Morrison’s run on X-Men felt like a return to Claremont’s style in that all eight arcs were uniquely interwoven. The full run tells a long-form narrative starting with the destruction of Genosha as Emma Frost returns to the team. Morrison’s work in the DC Universe, particularly on books like Justice League, made him a prime candidate to take on the challenge of Marvel’s own premiere team.
Astonishing X-Men by Joss Whedon and John Cassaday
Whedon’s take on the X-Men took them out of their uniforms and back into their superhero duds and while new fans might not understand the significance of how cool Cyclopes putting on his jacket is, Sims and Jeremy Whitley (writer of The Unstoppable Wasp and Rainbow Brite) both agreed how great of a starting point this book is for new readers. The book follows directly after Morrison’s run and introduces some new characters to the team.
Wolverine and the X-Men by Jason Aaron, Chris Bachalo, and Nick Bradshaw
The book follows Wolverine as he takes on being headmaster of Jean Grey School for Higher Learning. While trying to juggle professors and new students, Wolverine must face the Hellfire Club, a group of homicidal genius children, led by Kade Kilgore.
X-MEN ’92 by Chris Sims and Chad Bowers
Originally started as a tie-in miniseries for Marvel’s Secret Wars event, the series was later given an additional 10 issues, though less than originally planned. Sims said in an NC COMICON panel the plan was to create a few interwoven stories that would act as if the 90s X-Men days had never ended, Apocolypse has been defeated, the events with Magneto are still fresh and the classic characters are exactly as fans remember them, only slightly tweaked for a more modern audience. It only seemed fitting to add this addition to the list since Sims is such an X-Men fan and carried his love of the franchise into this book.
Overall, the X-Men have a universal appeal. They were Marvel’s most popular comic for 30 years and continue to sell books for a reason. As I Sims stated during the interview and why he mentioned the X-Men: God Loves, Man Kills story, there is always a group of people for who me the X-Men will be a metaphor for. Even if readers hold confusions about locations, overarching plot points or just the basic comic jargon they can understand the characters and the meaning behind their creation. The X-Men matter to so many readers.
While I was speaking to Chris Sims, a man with his daughters was speaking to him about his experience reading comics as a child and lamented how they, specifically X-Men books, helped him get through a rough childhood and how even something as silly as comics do matter.
It is amazing to see how much creators care about the properties and franchises they take over writing but it is even more amazing to hear that despite the vast history behind these characters, it’s ok to just jump in and start reading no matter where the story is.

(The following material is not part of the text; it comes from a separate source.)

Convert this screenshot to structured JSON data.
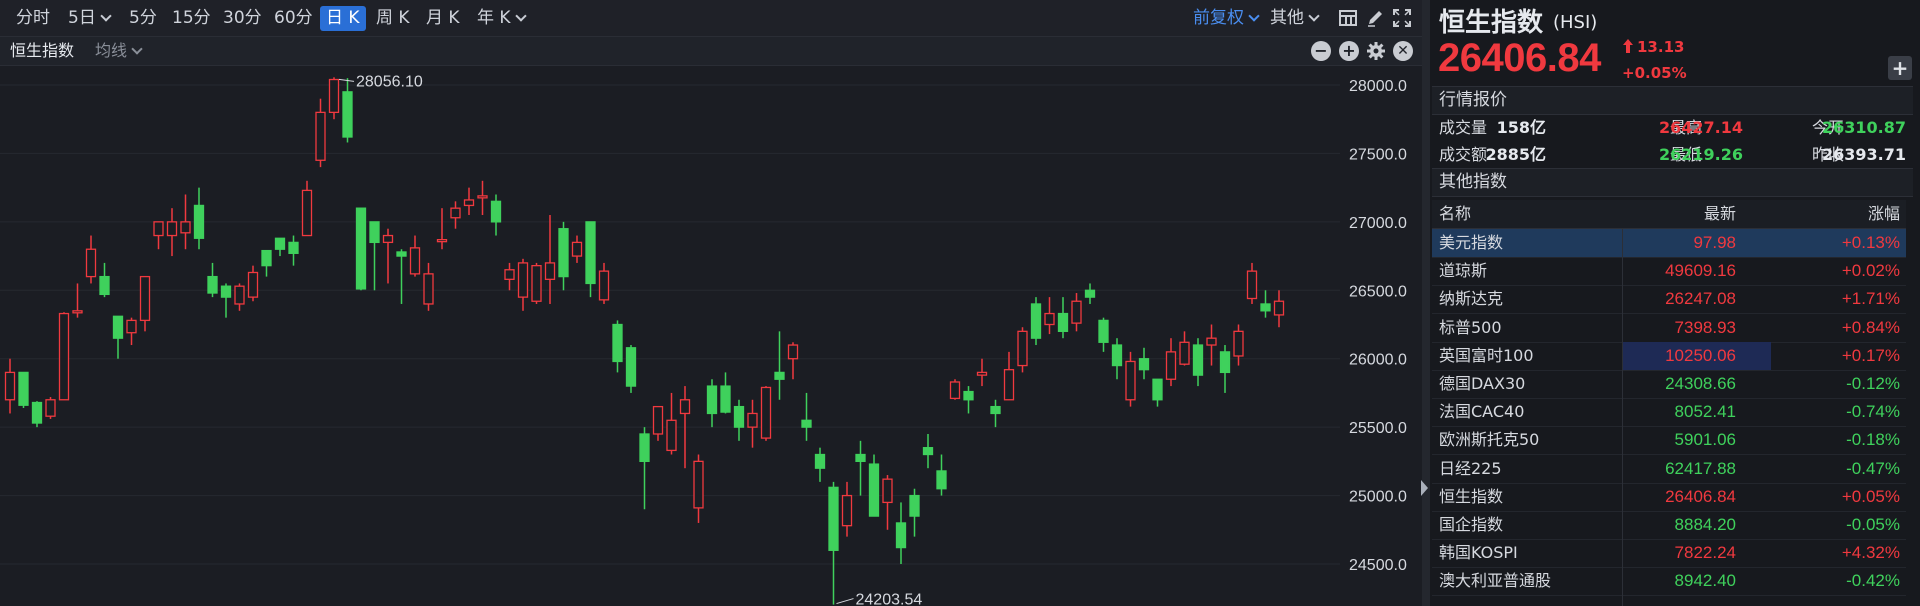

Did Chris Sims or I miss any essential X-Men runs new readers have to pick up? Do you think new readers can just jump in and figure out the rest later? Let us know in the comments below.